◆ Activity ◆
Below are some records; output all of them exactly.

Data about app and page elements
>>>

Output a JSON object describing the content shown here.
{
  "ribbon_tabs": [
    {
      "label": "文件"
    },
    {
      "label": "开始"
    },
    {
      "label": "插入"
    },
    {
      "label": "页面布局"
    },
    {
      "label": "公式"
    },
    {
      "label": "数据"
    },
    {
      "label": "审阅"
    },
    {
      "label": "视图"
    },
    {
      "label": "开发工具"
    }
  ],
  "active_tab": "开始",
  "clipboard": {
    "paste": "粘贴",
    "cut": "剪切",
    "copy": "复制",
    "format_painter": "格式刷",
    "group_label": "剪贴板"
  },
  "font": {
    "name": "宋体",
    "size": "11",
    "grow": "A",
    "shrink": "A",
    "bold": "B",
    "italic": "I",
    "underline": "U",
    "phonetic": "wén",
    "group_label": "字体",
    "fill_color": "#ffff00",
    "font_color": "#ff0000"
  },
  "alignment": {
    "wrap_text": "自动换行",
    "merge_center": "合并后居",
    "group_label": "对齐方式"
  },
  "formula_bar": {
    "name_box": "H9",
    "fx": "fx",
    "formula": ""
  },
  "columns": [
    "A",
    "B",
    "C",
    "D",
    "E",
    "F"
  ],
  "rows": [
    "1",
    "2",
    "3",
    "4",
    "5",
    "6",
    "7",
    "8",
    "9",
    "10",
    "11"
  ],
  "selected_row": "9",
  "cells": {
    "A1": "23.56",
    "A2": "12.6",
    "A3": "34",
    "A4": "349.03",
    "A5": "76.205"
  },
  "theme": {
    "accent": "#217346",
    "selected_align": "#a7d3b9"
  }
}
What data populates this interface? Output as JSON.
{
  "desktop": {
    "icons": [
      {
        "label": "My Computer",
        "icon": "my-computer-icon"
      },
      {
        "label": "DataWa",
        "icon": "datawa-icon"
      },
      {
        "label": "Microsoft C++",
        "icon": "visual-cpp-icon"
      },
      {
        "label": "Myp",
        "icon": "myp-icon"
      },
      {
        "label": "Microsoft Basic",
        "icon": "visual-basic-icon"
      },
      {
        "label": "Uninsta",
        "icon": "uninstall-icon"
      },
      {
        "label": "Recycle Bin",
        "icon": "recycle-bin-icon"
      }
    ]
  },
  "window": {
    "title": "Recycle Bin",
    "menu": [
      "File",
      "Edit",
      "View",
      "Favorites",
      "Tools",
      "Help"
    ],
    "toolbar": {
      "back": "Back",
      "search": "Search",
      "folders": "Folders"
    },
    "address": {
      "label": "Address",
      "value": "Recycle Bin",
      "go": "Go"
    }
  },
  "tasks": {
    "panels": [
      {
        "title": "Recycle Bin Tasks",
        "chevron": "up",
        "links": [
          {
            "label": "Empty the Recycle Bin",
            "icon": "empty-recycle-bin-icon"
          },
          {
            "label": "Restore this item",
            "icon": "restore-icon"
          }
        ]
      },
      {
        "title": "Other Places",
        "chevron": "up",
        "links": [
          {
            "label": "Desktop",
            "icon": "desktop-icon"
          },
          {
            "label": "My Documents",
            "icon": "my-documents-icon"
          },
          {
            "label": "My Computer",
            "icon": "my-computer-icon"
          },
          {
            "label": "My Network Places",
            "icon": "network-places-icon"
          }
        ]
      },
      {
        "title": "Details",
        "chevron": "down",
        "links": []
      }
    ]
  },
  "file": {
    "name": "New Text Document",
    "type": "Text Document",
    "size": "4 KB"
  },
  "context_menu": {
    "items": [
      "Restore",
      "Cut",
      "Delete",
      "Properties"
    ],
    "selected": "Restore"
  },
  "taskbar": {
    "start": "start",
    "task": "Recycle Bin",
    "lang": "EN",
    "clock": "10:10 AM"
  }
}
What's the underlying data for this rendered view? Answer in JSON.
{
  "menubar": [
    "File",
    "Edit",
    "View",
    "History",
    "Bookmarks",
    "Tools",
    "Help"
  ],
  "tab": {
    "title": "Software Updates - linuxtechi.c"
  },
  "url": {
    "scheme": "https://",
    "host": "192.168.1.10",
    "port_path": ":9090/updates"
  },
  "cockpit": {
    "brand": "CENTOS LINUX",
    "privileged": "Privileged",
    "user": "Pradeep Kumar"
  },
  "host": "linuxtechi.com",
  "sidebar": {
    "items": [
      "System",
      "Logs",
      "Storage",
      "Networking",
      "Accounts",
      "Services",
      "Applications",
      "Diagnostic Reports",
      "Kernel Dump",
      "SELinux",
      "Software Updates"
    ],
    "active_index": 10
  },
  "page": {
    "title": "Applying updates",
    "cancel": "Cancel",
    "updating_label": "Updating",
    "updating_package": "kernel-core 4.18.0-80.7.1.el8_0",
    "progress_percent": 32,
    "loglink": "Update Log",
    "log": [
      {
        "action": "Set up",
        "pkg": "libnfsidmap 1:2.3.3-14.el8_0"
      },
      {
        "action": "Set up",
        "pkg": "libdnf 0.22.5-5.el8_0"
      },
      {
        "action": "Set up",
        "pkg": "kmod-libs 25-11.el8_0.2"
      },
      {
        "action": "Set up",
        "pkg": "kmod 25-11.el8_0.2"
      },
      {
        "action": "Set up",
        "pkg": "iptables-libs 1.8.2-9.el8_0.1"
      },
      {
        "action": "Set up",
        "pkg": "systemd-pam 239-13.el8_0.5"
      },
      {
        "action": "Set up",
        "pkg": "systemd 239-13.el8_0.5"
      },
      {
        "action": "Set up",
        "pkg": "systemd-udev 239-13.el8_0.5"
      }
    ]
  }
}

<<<

◆ Answer space ◆
Output a JSON object describing the content shown here.
{
  "ribbon_tabs": [
    {
      "label": "文件"
    },
    {
      "label": "开始"
    },
    {
      "label": "插入"
    },
    {
      "label": "页面布局"
    },
    {
      "label": "公式"
    },
    {
      "label": "数据"
    },
    {
      "label": "审阅"
    },
    {
      "label": "视图"
    },
    {
      "label": "开发工具"
    }
  ],
  "active_tab": "开始",
  "clipboard": {
    "paste": "粘贴",
    "cut": "剪切",
    "copy": "复制",
    "format_painter": "格式刷",
    "group_label": "剪贴板"
  },
  "font": {
    "name": "宋体",
    "size": "11",
    "grow": "A",
    "shrink": "A",
    "bold": "B",
    "italic": "I",
    "underline": "U",
    "phonetic": "wén",
    "group_label": "字体",
    "fill_color": "#ffff00",
    "font_color": "#ff0000"
  },
  "alignment": {
    "wrap_text": "自动换行",
    "merge_center": "合并后居",
    "group_label": "对齐方式"
  },
  "formula_bar": {
    "name_box": "H9",
    "fx": "fx",
    "formula": ""
  },
  "columns": [
    "A",
    "B",
    "C",
    "D",
    "E",
    "F"
  ],
  "rows": [
    "1",
    "2",
    "3",
    "4",
    "5",
    "6",
    "7",
    "8",
    "9",
    "10",
    "11"
  ],
  "selected_row": "9",
  "cells": {
    "A1": "23.56",
    "A2": "12.6",
    "A3": "34",
    "A4": "349.03",
    "A5": "76.205"
  },
  "theme": {
    "accent": "#217346",
    "selected_align": "#a7d3b9"
  }
}
What data populates this interface? Output as JSON.
{
  "desktop": {
    "icons": [
      {
        "label": "My Computer",
        "icon": "my-computer-icon"
      },
      {
        "label": "DataWa",
        "icon": "datawa-icon"
      },
      {
        "label": "Microsoft C++",
        "icon": "visual-cpp-icon"
      },
      {
        "label": "Myp",
        "icon": "myp-icon"
      },
      {
        "label": "Microsoft Basic",
        "icon": "visual-basic-icon"
      },
      {
        "label": "Uninsta",
        "icon": "uninstall-icon"
      },
      {
        "label": "Recycle Bin",
        "icon": "recycle-bin-icon"
      }
    ]
  },
  "window": {
    "title": "Recycle Bin",
    "menu": [
      "File",
      "Edit",
      "View",
      "Favorites",
      "Tools",
      "Help"
    ],
    "toolbar": {
      "back": "Back",
      "search": "Search",
      "folders": "Folders"
    },
    "address": {
      "label": "Address",
      "value": "Recycle Bin",
      "go": "Go"
    }
  },
  "tasks": {
    "panels": [
      {
        "title": "Recycle Bin Tasks",
        "chevron": "up",
        "links": [
          {
            "label": "Empty the Recycle Bin",
            "icon": "empty-recycle-bin-icon"
          },
          {
            "label": "Restore this item",
            "icon": "restore-icon"
          }
        ]
      },
      {
        "title": "Other Places",
        "chevron": "up",
        "links": [
          {
            "label": "Desktop",
            "icon": "desktop-icon"
          },
          {
            "label": "My Documents",
            "icon": "my-documents-icon"
          },
          {
            "label": "My Computer",
            "icon": "my-computer-icon"
          },
          {
            "label": "My Network Places",
            "icon": "network-places-icon"
          }
        ]
      },
      {
        "title": "Details",
        "chevron": "down",
        "links": []
      }
    ]
  },
  "file": {
    "name": "New Text Document",
    "type": "Text Document",
    "size": "4 KB"
  },
  "context_menu": {
    "items": [
      "Restore",
      "Cut",
      "Delete",
      "Properties"
    ],
    "selected": "Restore"
  },
  "taskbar": {
    "start": "start",
    "task": "Recycle Bin",
    "lang": "EN",
    "clock": "10:10 AM"
  }
}
What's the underlying data for this rendered view? Answer in JSON.
{
  "menubar": [
    "File",
    "Edit",
    "View",
    "History",
    "Bookmarks",
    "Tools",
    "Help"
  ],
  "tab": {
    "title": "Software Updates - linuxtechi.c"
  },
  "url": {
    "scheme": "https://",
    "host": "192.168.1.10",
    "port_path": ":9090/updates"
  },
  "cockpit": {
    "brand": "CENTOS LINUX",
    "privileged": "Privileged",
    "user": "Pradeep Kumar"
  },
  "host": "linuxtechi.com",
  "sidebar": {
    "items": [
      "System",
      "Logs",
      "Storage",
      "Networking",
      "Accounts",
      "Services",
      "Applications",
      "Diagnostic Reports",
      "Kernel Dump",
      "SELinux",
      "Software Updates"
    ],
    "active_index": 10
  },
  "page": {
    "title": "Applying updates",
    "cancel": "Cancel",
    "updating_label": "Updating",
    "updating_package": "kernel-core 4.18.0-80.7.1.el8_0",
    "progress_percent": 32,
    "loglink": "Update Log",
    "log": [
      {
        "action": "Set up",
        "pkg": "libnfsidmap 1:2.3.3-14.el8_0"
      },
      {
        "action": "Set up",
        "pkg": "libdnf 0.22.5-5.el8_0"
      },
      {
        "action": "Set up",
        "pkg": "kmod-libs 25-11.el8_0.2"
      },
      {
        "action": "Set up",
        "pkg": "kmod 25-11.el8_0.2"
      },
      {
        "action": "Set up",
        "pkg": "iptables-libs 1.8.2-9.el8_0.1"
      },
      {
        "action": "Set up",
        "pkg": "systemd-pam 239-13.el8_0.5"
      },
      {
        "action": "Set up",
        "pkg": "systemd 239-13.el8_0.5"
      },
      {
        "action": "Set up",
        "pkg": "systemd-udev 239-13.el8_0.5"
      }
    ]
  }
}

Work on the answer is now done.